a later time, but if you think you may attend, please e-mail M. Hedman
at so
we may begin to obtain a rough head
count. The meeting dates may shift slightly depending upon availability
of rooms in Ithaca. Please let us know if you would prefer other dates.
Feel free to forward this notice to any interested colleagues

u) Asia Oceania Geosciences Society (Aogs) 2011
August 8-12, 2011, Taipei.
Abstract deadline : 15 March 2011.

v) New-Horizons Workshop On Icy Surface Processes
August 30 - 31, 2011 at the Lowell Observatory in Flagstaff, Arizona.
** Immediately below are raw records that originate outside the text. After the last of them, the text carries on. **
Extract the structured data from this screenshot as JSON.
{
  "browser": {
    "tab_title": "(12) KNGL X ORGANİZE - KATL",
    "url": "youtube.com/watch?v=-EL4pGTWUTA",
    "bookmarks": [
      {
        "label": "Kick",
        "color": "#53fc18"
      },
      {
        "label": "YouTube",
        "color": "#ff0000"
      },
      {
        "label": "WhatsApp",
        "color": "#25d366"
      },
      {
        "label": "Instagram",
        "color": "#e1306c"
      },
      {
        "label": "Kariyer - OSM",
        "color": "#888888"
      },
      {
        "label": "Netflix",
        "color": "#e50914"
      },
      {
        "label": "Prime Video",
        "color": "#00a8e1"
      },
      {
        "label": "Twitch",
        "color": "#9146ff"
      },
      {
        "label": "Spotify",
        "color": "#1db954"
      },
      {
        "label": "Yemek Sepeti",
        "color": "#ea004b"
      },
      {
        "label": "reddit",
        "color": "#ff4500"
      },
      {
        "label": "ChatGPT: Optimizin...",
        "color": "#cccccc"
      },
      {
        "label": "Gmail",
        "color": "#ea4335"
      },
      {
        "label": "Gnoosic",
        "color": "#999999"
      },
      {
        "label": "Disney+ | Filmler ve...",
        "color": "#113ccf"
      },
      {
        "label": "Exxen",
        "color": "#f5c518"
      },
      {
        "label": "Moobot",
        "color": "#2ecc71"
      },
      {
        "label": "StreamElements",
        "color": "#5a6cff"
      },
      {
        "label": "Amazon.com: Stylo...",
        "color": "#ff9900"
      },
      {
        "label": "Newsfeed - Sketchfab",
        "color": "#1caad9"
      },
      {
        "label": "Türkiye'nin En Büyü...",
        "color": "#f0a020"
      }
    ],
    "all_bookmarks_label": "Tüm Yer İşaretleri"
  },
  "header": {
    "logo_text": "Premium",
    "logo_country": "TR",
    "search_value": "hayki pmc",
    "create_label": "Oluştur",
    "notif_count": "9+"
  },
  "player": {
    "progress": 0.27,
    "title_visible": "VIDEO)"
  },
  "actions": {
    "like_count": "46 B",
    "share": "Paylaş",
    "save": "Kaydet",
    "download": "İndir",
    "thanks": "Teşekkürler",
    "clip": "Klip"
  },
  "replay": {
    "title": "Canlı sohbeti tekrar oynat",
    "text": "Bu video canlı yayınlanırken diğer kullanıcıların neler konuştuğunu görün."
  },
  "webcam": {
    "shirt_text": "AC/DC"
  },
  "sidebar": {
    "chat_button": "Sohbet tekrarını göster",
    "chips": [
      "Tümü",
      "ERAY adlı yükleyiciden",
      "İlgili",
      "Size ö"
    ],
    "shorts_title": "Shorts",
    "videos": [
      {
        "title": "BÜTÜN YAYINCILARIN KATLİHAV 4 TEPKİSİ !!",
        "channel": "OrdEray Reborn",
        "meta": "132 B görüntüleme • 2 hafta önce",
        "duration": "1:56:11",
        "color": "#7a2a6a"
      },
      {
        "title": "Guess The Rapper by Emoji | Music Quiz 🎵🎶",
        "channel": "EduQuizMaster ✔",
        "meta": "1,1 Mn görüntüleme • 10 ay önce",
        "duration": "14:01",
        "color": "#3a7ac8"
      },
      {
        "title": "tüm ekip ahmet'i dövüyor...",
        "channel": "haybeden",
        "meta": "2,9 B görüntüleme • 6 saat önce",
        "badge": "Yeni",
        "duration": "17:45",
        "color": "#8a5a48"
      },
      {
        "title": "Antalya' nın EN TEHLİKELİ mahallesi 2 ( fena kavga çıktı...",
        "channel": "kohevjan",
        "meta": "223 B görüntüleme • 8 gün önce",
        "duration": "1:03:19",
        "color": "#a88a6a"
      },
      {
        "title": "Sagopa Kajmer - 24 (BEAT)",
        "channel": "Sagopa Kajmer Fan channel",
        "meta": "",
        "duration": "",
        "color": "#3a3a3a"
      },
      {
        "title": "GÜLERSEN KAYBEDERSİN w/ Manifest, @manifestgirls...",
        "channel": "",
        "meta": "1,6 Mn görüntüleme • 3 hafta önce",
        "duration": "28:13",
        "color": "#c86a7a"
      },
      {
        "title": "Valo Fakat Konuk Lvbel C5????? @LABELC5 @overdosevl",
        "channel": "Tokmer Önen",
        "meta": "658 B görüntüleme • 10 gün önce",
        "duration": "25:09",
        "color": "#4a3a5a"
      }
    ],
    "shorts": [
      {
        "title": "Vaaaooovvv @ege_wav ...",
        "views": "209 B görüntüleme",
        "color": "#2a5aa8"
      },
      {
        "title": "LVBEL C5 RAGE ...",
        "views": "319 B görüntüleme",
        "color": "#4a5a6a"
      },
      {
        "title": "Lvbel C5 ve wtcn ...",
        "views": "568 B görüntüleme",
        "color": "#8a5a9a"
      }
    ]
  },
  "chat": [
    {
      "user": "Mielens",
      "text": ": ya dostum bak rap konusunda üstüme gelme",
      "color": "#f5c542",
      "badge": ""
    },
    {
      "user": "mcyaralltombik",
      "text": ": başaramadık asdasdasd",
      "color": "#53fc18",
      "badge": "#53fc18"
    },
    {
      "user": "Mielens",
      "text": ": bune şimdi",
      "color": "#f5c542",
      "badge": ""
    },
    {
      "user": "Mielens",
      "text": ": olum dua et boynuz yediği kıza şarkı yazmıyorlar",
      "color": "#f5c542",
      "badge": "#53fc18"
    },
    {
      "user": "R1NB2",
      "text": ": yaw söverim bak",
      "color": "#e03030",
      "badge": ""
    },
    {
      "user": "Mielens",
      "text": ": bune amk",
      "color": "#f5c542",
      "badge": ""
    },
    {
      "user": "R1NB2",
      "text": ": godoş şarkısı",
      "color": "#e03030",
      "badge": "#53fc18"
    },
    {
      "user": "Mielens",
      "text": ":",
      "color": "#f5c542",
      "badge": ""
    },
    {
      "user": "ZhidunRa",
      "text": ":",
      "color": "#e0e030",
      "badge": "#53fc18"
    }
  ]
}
The principal objective of this workshop is to review the state of
knowledge and present new ideas pertaining to the geological and
geochemical processes that operate on the surfaces of icy worlds, with the
goal of aiding our understanding of the Pluto system during the first
reconnaissance in 2015 by NASA’s New Horizons mission. In recognition of
the Lowell Observatory’s key role in the discovery of the Pluto System,
Lowell is hosting the workshop on the old Observatory grounds in Flagstaff
AZ. The workshop is co-sponsored by Southwest Research Institute and NASA
Ames Research Center.
The workshop will focus on Solar System solid body icy surfaces (anywhere
in the Solar System) and the physical and geological processes that shape
icy landforms and mobilize surface materials. Subjects to be covered
include possible analogs for surfaces of Pluto system, compositional
considerations, the physical properties of surface materials, landscape and
volatile origin and evolution, the implications for other KBOs, and the
plans and expected datasets resulting from Pluto system investigations by
the New Horizons mission. There will be both invited and contributed talks.
Contributed oral or poster papers are welcome.
Participation in the workshop is open to anyone, but is limited to ~75
Instructions for registration and submissions will be given at a later
SOC: Jeffrey Moore, Will Grundy, Alan Stern, William McKinnon, and Paul
LOC: Will Grundy
POC: Carrie Chavez (